- Q&A With: IARPA Director Lisa Porter|work=IEEE Spectrum: Technology, Engineering, and Science News (2018-01-26)
- Is China the Leader in Quantum Communications 2018-01-18. Inside Science
- Hruby, Denise. Putting China's science on the map Nature 553, 7688 pages S24–S26. DOI:10.1038/d41586-018-00544-1.
- North Korea could have up to 60 nuclear weapons NextBigFuture.com
- China is opening a new quantum research supercenter Popular Science (2018-02-10)
- China building world’s biggest quantum research facility South China Morning Post (2018-02-10)
- Quantum Pundit: The Future Quantum Internet Will Have “Made In China” Stamped All Over It! Dowling, Jonathan. (2017-02-03) Quantum Pundit
- China launches world's first quantum science satellite physicsworld.com (2018-01-12)
- Micius Quantum Communication Satellite - Aerospace Technology Aerospace Technology (2018-01-12)
- [http://www.bbc.com/news/world-asia-china-37091833 China launches quantum satellite (2016-08-16) BBC News.
- The Race to Bring Quantum Teleportation to Your World WIRED (2018-01-25)
- Science 16 Jun 2017: Vol. 356, Issue 6343, pp. 1140-1144 DOI: 10.1126/science.aan3211
- Does China have thriving physics and cosmology fields the way the US does? | Christopher Altman, QuIST Project (2018-01-12)
- China is Paving the Way to Quantum Internet (2017-08-28) Futurism
- China Is Another Step Closer to Building a Quantum Internet (2017-09-29) Motherboard
- China has pulled off a 'profound' feat of teleportation that may help it 'dominate the way the world works' Business Insider (2018-01-25)
- Teleportation BREAKTHROUGH as scientists send information through WATER Martin, Sean (2017-08-29) Express.co.uk
- First underwater entanglement could lead to unhackable comms Powell, Devin. New Scientist (2018-01-25)
- Scientists Just Made the First Super-Secure Quantum Video Call Mandelbaum, Ryan F. Gizmodo (2018-01-12)
- Austrian and Chinese Academies of Sciences Successfully Conducted First Intercontinental Quantum Video Call (2018-01-12)
- Quantum teleportation breakthrough earns Pan Jianwei's team China's top science award South China Morning Post] (2018-01-12)

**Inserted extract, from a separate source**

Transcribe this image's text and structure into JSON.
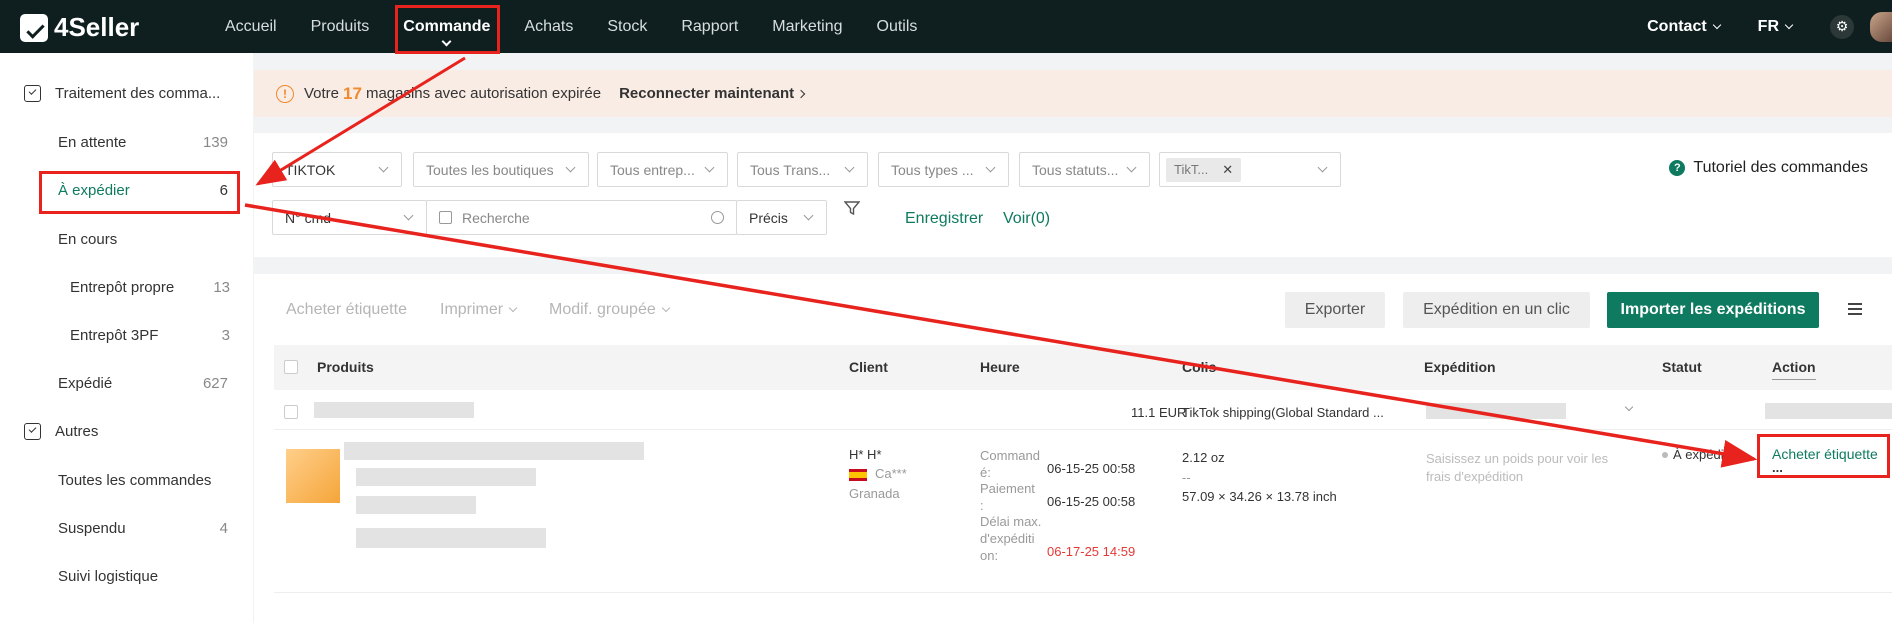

- Scientists Just Made The First Quantum-Encrypted International Video Call. McRae, Mike. ScienceAlert (2018-01-25)